Elizabeth describes her journey working odd jobs and attending evening classes to learn English. She transferred to Foothill College and joined the ESL program, eventually moving to De Anza College to study in the Environmental Studies Department.
She describes all the different employment options in the environmental studies field. For example, she talks about opportunities in water conservation and water resource management and in landscaping which is a huge field in itself. There is also the option to become an educator in any of these fields.
Elizabeth emphasizes that almost any job can promote sustainability and awareness of environmental impact.
by Julia McGurk
If you grew up in California, the chances are you went to school with someone who would be categorized as Generation 1.5, and the chances are that you wouldn’t be able to pick them out from students who spent their whole lives in the US speaking English. In fact you have probably never heard the term.
Who is Generation 1.5? The term is used to describe students who are neither first nor second generation immigrants - hence, 1.5. They live somewhere between those two traditional terms and have a broad range of characteristics.

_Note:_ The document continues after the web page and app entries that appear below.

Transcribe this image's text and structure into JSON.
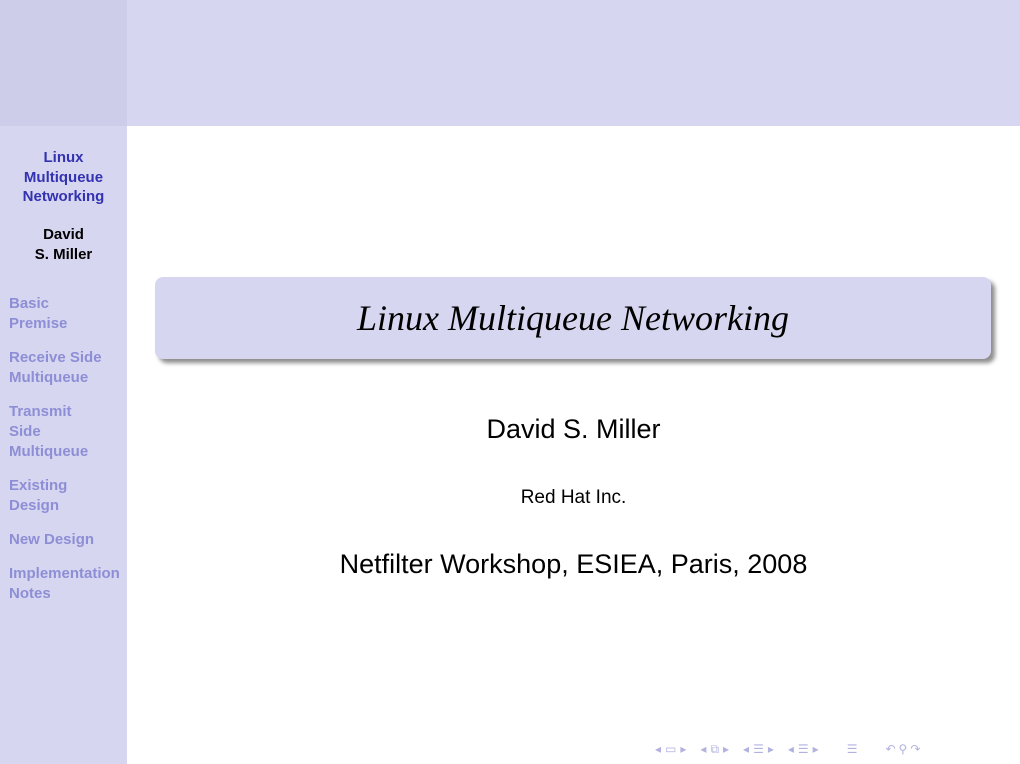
{
  "sidebar": {
    "title": "Linux\nMultiqueue\nNetworking",
    "author": "David\nS. Miller",
    "sections": [
      {
        "label": "Basic\nPremise"
      },
      {
        "label": "Receive Side\nMultiqueue"
      },
      {
        "label": "Transmit\nSide\nMultiqueue"
      },
      {
        "label": "Existing\nDesign"
      },
      {
        "label": "New Design"
      },
      {
        "label": "Implementation\nNotes"
      }
    ]
  },
  "slide": {
    "title": "Linux Multiqueue Networking",
    "author": "David S. Miller",
    "institute": "Red Hat Inc.",
    "date": "Netfilter Workshop, ESIEA, Paris, 2008"
  },
  "navigation": {
    "icons": [
      "frame-prev-icon",
      "frame-icon",
      "frame-next-icon",
      "subsection-prev-icon",
      "subsection-icon",
      "subsection-next-icon",
      "section-prev-icon",
      "section-icon",
      "section-next-icon",
      "subsection-prev-icon",
      "subsection-list-icon",
      "subsection-next-icon",
      "toc-icon",
      "back-icon",
      "search-icon",
      "forward-icon"
    ],
    "color": "#b2b2e0"
  },
  "colors": {
    "accent": "#3333b2",
    "sidebar_bg": "#d6d6f0",
    "sidebar_inactive": "#8e8ed6"
  }
}
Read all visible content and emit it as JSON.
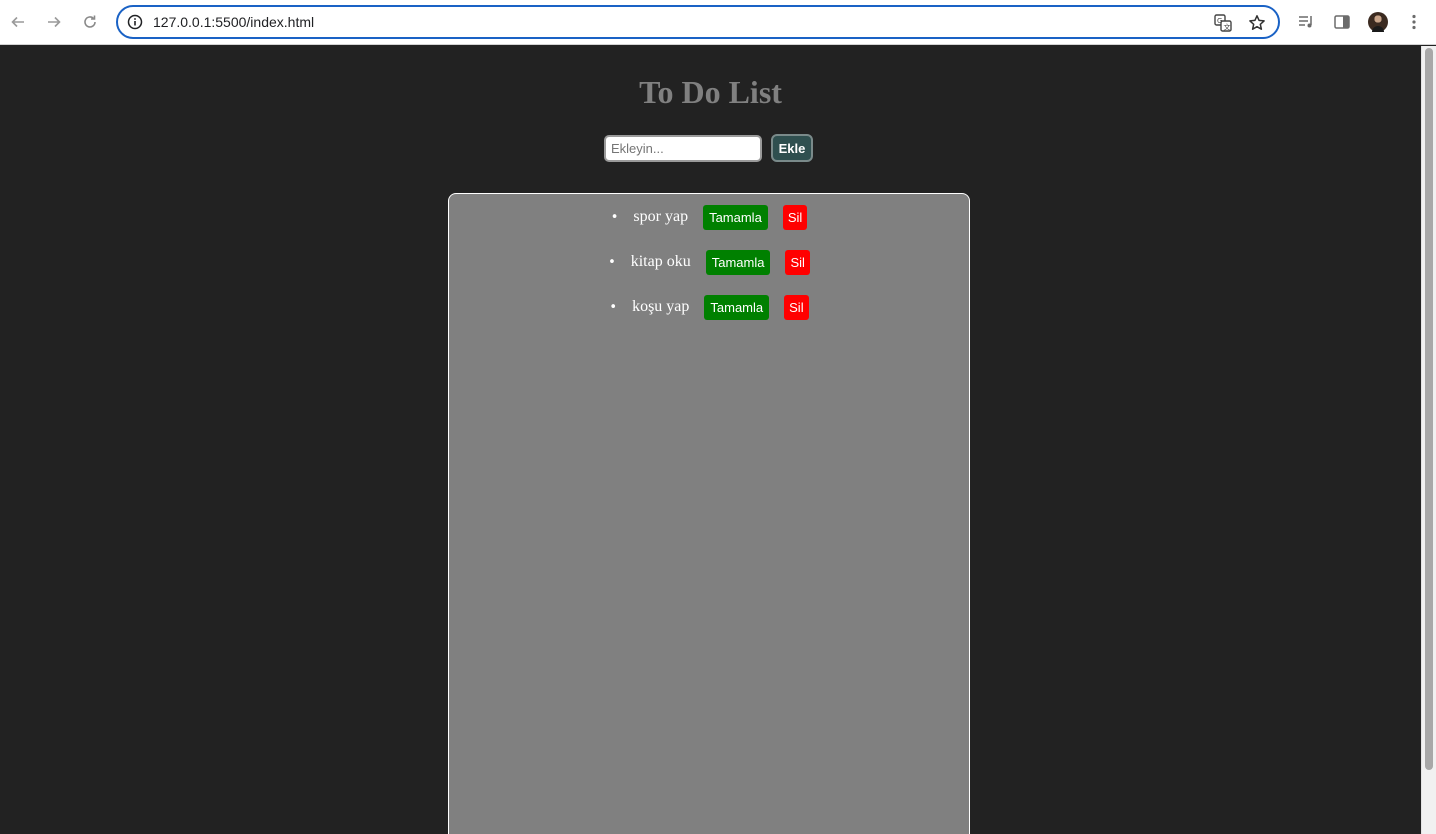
{
  "browser": {
    "url": "127.0.0.1:5500/index.html",
    "icons": {
      "back": "arrow-left-icon",
      "forward": "arrow-right-icon",
      "reload": "reload-icon",
      "site_info": "info-icon",
      "translate": "translate-icon",
      "bookmark": "star-icon",
      "media": "media-queue-icon",
      "side_panel": "side-panel-icon",
      "profile": "avatar",
      "menu": "kebab-menu-icon"
    }
  },
  "page": {
    "title": "To Do List",
    "input_placeholder": "Ekleyin...",
    "add_button": "Ekle",
    "items": [
      {
        "text": "spor yap",
        "complete_label": "Tamamla",
        "delete_label": "Sil"
      },
      {
        "text": "kitap oku",
        "complete_label": "Tamamla",
        "delete_label": "Sil"
      },
      {
        "text": "koşu yap",
        "complete_label": "Tamamla",
        "delete_label": "Sil"
      }
    ]
  },
  "colors": {
    "page_background": "#222222",
    "title": "#808080",
    "list_background": "#808080",
    "complete_button": "#008000",
    "delete_button": "#ff0000",
    "add_button": "#2f4f4f",
    "omnibox_border": "#1a62c5"
  }
}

Generation 1.5 students could have been born here, but do not speak English at home with their parents. They might have moved to the US some time during the K-12 system from a non-English speaking country, or may have moved here from US territories where they grew up speaking a different first language. Depending on when they moved to the US, Generation 1.5ers may have limited literacy in their first language and also have limited English, especially for academic purposes. Again it depends on their education and cultural background, not to mention their home life.

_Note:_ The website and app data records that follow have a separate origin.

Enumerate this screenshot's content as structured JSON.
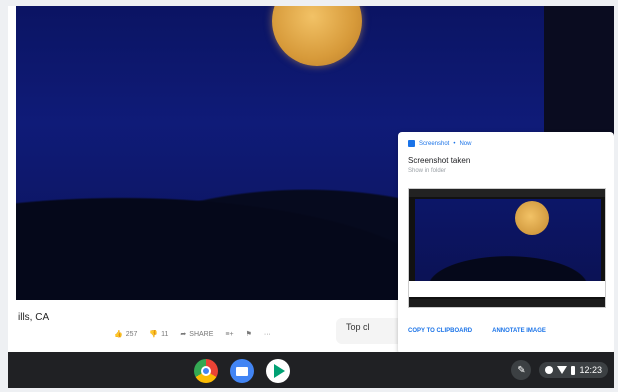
{
  "video": {
    "location": "ills, CA",
    "topc": "Top cl"
  },
  "actions": {
    "likes": "257",
    "dislikes": "11",
    "share": "SHARE"
  },
  "notification": {
    "app_name": "Screenshot",
    "app_sub": "Now",
    "title": "Screenshot taken",
    "subtitle": "Show in folder",
    "copy_label": "COPY TO CLIPBOARD",
    "annotate_label": "ANNOTATE IMAGE"
  },
  "tray": {
    "time": "12:23"
  },
  "icons": [
    "like-icon",
    "dislike-icon",
    "share-icon",
    "pen-icon",
    "wifi-icon",
    "battery-icon"
  ]
}
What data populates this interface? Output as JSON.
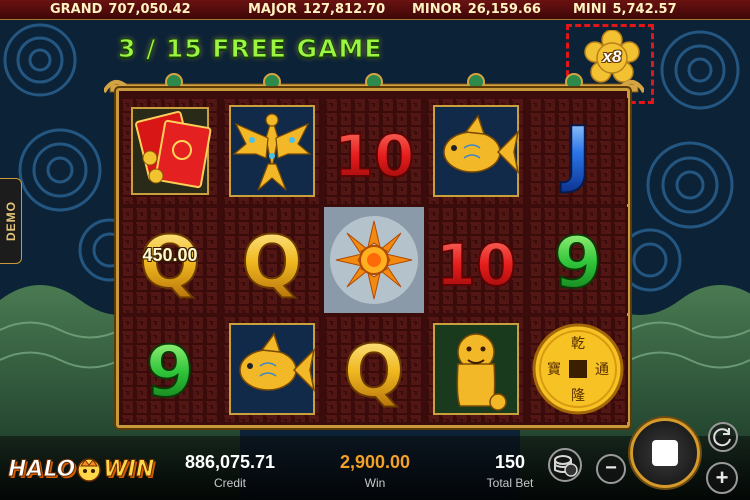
{
  "jackpots": [
    {
      "label": "GRAND",
      "value": "707,050.42"
    },
    {
      "label": "MAJOR",
      "value": "127,812.70"
    },
    {
      "label": "MINOR",
      "value": "26,159.66"
    },
    {
      "label": "MINI",
      "value": "5,742.57"
    }
  ],
  "free_game": {
    "text": "3 / 15 FREE GAME"
  },
  "multiplier": {
    "text": "x8"
  },
  "side_tab": {
    "label": "DEMO"
  },
  "reels": {
    "win_amount": "450.00",
    "symbols": [
      [
        "red-envelope",
        "q",
        "9"
      ],
      [
        "phoenix",
        "q",
        "fish"
      ],
      [
        "10",
        "sun-flower",
        "q"
      ],
      [
        "fish",
        "10",
        "foo-dog"
      ],
      [
        "j",
        "9",
        "gold-coin"
      ]
    ],
    "coin_chars": [
      "乾",
      "通",
      "隆",
      "寶"
    ],
    "highlighted": [
      "reel-1-row-2",
      "reel-2-row-2",
      "reel-3-row-2",
      "reel-3-row-3"
    ]
  },
  "bottom": {
    "logo_left": "HALO",
    "logo_right": "WIN",
    "credit_value": "886,075.71",
    "credit_label": "Credit",
    "win_value": "2,900.00",
    "win_label": "Win",
    "bet_value": "150",
    "bet_label": "Total Bet",
    "minus": "−",
    "plus": "+"
  },
  "colors": {
    "highlight": "#e0231d",
    "frame_gold": "#c99a3c",
    "free_game_green": "#9cf542",
    "win_orange": "#f2a028"
  }
}
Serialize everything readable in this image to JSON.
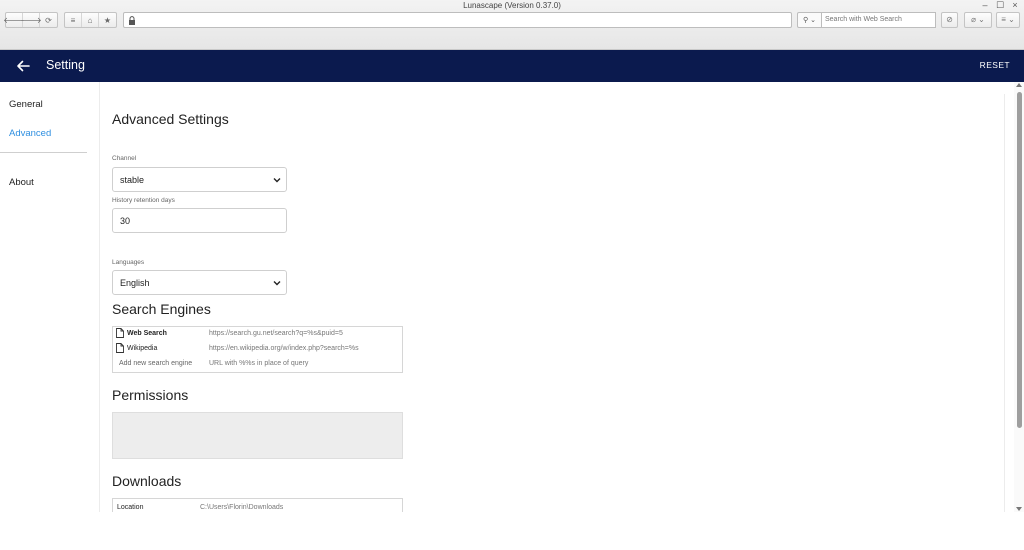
{
  "window": {
    "title": "Lunascape (Version 0.37.0)",
    "controls": {
      "minimize": "–",
      "maximize": "☐",
      "close": "×"
    }
  },
  "toolbar": {
    "back": "🡐",
    "forward": "🡒",
    "reload": "⟳",
    "menu_list": "≡",
    "home": "⌂",
    "bookmark": "★",
    "url_value": "",
    "search_engine_glyph": "⚲ ⌄",
    "search_placeholder": "Search with Web Search",
    "block_glyph": "⊘",
    "clip_glyph": "⌀ ⌄",
    "menu_glyph": "≡ ⌄"
  },
  "header": {
    "title": "Setting",
    "reset_label": "RESET"
  },
  "sidebar": {
    "items": [
      {
        "label": "General",
        "active": false
      },
      {
        "label": "Advanced",
        "active": true
      },
      {
        "label": "About",
        "active": false
      }
    ]
  },
  "main": {
    "title": "Advanced Settings",
    "channel": {
      "label": "Channel",
      "value": "stable"
    },
    "history": {
      "label": "History retention days",
      "value": "30"
    },
    "languages": {
      "label": "Languages",
      "value": "English"
    },
    "search_engines": {
      "title": "Search Engines",
      "rows": [
        {
          "name": "Web Search",
          "url": "https://search.gu.net/search?q=%s&puid=5"
        },
        {
          "name": "Wikipedia",
          "url": "https://en.wikipedia.org/w/index.php?search=%s"
        }
      ],
      "add_name_placeholder": "Add new search engine",
      "add_url_placeholder": "URL with %%s in place of query"
    },
    "permissions": {
      "title": "Permissions"
    },
    "downloads": {
      "title": "Downloads",
      "location_label": "Location",
      "location_value": "C:\\Users\\Florin\\Downloads"
    }
  },
  "colors": {
    "header_bg": "#0b1a4e",
    "accent": "#2f8fe0"
  },
  "icons": {
    "back": "arrow-left-icon",
    "lock": "lock-icon",
    "caret": "chevron-down-icon",
    "document": "document-icon",
    "home": "home-icon",
    "star": "star-icon"
  }
}
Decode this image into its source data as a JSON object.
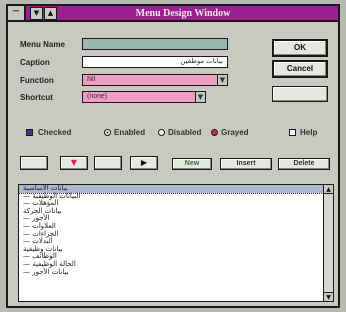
{
  "window": {
    "title": "Menu Design Window"
  },
  "form": {
    "menu_name_label": "Menu Name",
    "menu_name_value": "",
    "caption_label": "Caption",
    "caption_value": "بيانات موظفين",
    "function_label": "Function",
    "function_value": "Nil",
    "shortcut_label": "Shortcut",
    "shortcut_value": "(none)"
  },
  "buttons": {
    "ok": "OK",
    "cancel": "Cancel",
    "help_box": ""
  },
  "options": {
    "checked": "Checked",
    "enabled": "Enabled",
    "disabled": "Disabled",
    "grayed": "Grayed",
    "help": "Help"
  },
  "toolbar": {
    "new": "New",
    "insert": "Insert",
    "delete": "Delete"
  },
  "menu_list": [
    "بيانات الأساسية",
    "— البيانات الوظيفية",
    "— المؤهلات",
    "بيانات الحركة",
    "— الأجور",
    "— العلاوات",
    "— الجزاءات",
    "— البدلات",
    "بيانات وظيفية",
    "— الوظائف",
    "— الحالة الوظيفية",
    "— بيانات الأجور"
  ],
  "colors": {
    "title_bar": "#9c1f92",
    "field_pink": "#ee9cc6",
    "field_teal": "#9ab8b0",
    "selection": "#aab7cc"
  }
}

In the video below, a student talks about how Generation 1.5 students feel lost between two cultures, not really belonging to either of them. (This is a conversation I’ve had in the past with so many Generation 1.5 students and clearly his classmates agree with him, judging by the finger snapping in the background.)

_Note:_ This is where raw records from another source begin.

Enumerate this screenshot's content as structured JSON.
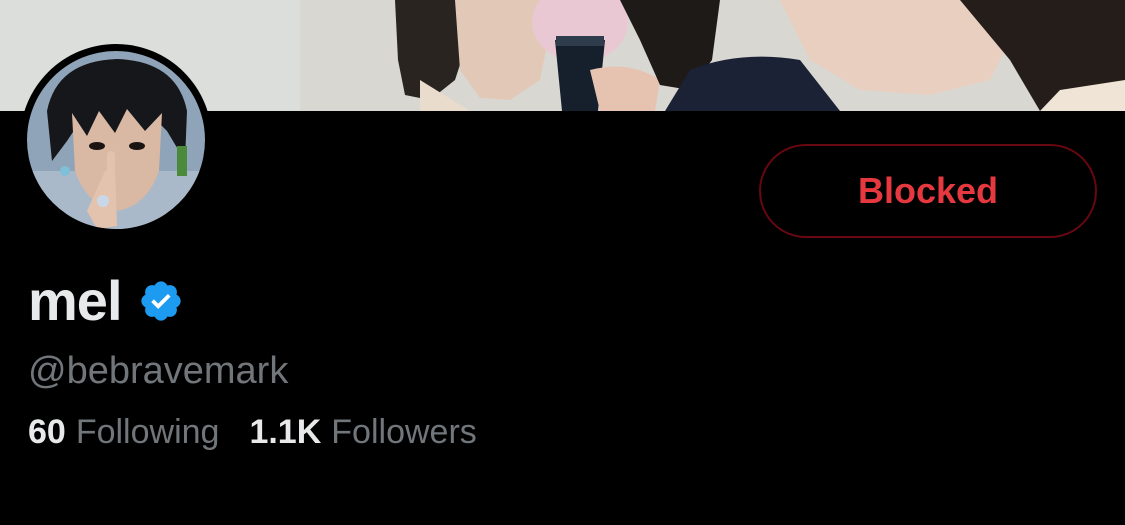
{
  "profile": {
    "display_name": "mel",
    "verified_icon": "verified-badge-icon",
    "handle": "@bebravemark",
    "banner_image": "banner-photo",
    "avatar_image": "avatar-photo"
  },
  "actions": {
    "blocked_label": "Blocked"
  },
  "stats": {
    "following_count": "60",
    "following_label": "Following",
    "followers_count": "1.1K",
    "followers_label": "Followers"
  },
  "colors": {
    "background": "#000000",
    "primary_text": "#e7e9ea",
    "secondary_text": "#71767b",
    "blocked_red": "#f4212e",
    "blocked_border": "#67070f",
    "verified_blue": "#1d9bf0"
  }
}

Meet Jose Puzon, from the Philippines who works as a dialysis technician.
Jose Puzon is from the Philippines and decided to train as a dialysis technician, deeply moved by the death of his grandmother from kidney failure and inspired by his cousin who was working in the field. He wanted to help others like his grandmother, and after the training he describes in this interview, he is now working at San Francisco General Hospital.